Standard doorways in homes usually measure around 23 to 27 inches. However, this might not be wide enough for some wheelchairs.
The Americans with Disabilities Act (ADA) recommends doorways to have a clear width of at least 32 inches from the door’s face to the opposite stop to ensure accessibility.
For those using narrow transport chairs, the width could be as little as 21 inches, while heavy-duty wheelchairs might span up to 40 inches in width.

How wide should a door be for a walker?

Walkers are generally more compact than wheelchairs. For optimal accessibility, door sizes between 34 inches to 36 inches are recommended.

What is the narrowest wheelchair available?

The narrowest manual wheelchair on the market typically features a 16-inch seat width.
If you’re considering power chairs, the narrowest standing/reclining power chair measures 23 inches from wheel to wheel.

Tips for Ensuring Wheelchair Accessibility:

  • Before purchasing a wheelchair, it’s crucial to measure all doorways, both interior and exterior, in your home. This will help you determine the best wheelchair type for your space.
  • Consider the approach to the door. Ensure there’s enough room to maneuver straight through.
  • Check if there’s a need to turn or maneuver immediately after passing through the door. If so, how narrow is the turn?
  • Look out for any thresholds, lips, or separations in the flooring. A small ramp might be needed to ease the wheelchair over such barriers.

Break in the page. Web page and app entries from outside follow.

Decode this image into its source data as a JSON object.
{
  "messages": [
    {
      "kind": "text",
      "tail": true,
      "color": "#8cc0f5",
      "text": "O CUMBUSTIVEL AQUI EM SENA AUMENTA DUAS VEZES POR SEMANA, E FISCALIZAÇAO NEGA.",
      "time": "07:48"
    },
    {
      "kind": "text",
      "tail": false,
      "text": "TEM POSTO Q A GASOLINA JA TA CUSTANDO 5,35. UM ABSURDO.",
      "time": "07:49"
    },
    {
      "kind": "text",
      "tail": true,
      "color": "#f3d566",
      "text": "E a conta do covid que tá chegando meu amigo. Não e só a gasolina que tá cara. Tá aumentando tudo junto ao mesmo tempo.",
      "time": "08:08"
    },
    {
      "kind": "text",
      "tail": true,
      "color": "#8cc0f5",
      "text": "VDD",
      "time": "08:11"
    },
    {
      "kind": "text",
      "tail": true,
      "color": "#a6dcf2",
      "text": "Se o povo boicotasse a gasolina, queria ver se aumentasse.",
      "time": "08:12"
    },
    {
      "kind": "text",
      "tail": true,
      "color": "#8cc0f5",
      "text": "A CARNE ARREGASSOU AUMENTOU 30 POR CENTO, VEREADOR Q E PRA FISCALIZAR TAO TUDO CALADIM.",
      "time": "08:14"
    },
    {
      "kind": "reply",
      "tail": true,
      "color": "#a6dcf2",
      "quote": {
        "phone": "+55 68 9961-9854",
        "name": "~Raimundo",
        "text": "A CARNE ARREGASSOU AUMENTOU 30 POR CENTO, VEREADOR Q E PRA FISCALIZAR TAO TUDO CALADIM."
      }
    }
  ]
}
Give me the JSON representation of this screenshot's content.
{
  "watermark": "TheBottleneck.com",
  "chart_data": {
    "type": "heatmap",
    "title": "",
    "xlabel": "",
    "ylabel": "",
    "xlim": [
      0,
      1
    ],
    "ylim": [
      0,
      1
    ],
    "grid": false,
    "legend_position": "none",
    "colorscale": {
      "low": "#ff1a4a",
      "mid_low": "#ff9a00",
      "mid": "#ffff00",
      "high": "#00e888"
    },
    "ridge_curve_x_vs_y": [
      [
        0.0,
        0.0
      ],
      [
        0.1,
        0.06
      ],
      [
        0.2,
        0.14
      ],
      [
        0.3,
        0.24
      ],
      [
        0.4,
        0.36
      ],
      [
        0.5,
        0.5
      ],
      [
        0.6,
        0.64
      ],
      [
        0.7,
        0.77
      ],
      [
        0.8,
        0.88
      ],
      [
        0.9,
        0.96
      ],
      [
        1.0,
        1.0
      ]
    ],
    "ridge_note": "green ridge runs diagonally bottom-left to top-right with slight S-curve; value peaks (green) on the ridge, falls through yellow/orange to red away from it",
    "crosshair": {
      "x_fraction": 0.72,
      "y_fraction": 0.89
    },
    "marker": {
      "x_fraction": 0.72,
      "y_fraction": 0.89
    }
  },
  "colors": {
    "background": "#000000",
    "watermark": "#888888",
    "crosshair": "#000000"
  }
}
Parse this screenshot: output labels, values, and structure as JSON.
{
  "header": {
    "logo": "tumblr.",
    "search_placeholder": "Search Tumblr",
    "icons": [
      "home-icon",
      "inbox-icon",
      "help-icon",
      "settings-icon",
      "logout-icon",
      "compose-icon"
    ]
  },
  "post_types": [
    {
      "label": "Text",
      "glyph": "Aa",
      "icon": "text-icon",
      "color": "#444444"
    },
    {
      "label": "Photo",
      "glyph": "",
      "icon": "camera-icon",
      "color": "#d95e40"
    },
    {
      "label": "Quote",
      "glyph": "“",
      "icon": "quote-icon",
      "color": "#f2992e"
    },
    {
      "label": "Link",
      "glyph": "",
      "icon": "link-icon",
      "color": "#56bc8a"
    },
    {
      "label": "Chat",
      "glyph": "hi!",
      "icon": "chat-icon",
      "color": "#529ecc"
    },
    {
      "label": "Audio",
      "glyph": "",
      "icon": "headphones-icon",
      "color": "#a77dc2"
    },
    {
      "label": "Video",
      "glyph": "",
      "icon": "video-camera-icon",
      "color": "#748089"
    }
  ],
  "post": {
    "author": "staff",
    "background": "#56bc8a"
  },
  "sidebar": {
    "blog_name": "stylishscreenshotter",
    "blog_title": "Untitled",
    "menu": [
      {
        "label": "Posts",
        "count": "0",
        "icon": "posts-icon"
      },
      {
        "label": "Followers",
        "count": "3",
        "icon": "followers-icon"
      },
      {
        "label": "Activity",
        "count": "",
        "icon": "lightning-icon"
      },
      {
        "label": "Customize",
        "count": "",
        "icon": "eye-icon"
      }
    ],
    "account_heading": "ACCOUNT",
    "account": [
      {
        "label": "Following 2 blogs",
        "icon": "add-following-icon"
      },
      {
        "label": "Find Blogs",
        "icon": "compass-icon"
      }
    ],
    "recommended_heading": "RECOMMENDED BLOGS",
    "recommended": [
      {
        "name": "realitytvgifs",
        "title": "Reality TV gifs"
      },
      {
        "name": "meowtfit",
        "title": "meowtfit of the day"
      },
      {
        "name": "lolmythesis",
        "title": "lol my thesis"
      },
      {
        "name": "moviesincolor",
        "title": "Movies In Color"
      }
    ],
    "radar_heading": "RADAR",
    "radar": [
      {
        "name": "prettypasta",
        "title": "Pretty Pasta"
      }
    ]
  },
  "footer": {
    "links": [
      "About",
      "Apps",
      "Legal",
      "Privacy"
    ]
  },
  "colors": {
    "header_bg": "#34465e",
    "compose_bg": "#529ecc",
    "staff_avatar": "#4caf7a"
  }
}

Remember, ensuring accessibility is not just about the width of the wheelchair or the door. It’s about making spaces comfortable and navigable for everyone.

Jose Alpuerto

Written by

Jose Alpuerto

With a heart that beats for the young and young-at-heart alike, Jose dives headfirst into the world of tech wizardry and safety gadgets, all with the mission of turning aging at home into an adventure. Armed with a keyboard and an unquenchable enthusiasm, he spins tales of gadgets that bring laughter and ease to the lives of the elderly, proving that growing older doesn’t mean you can’t keep the spirit of play alive.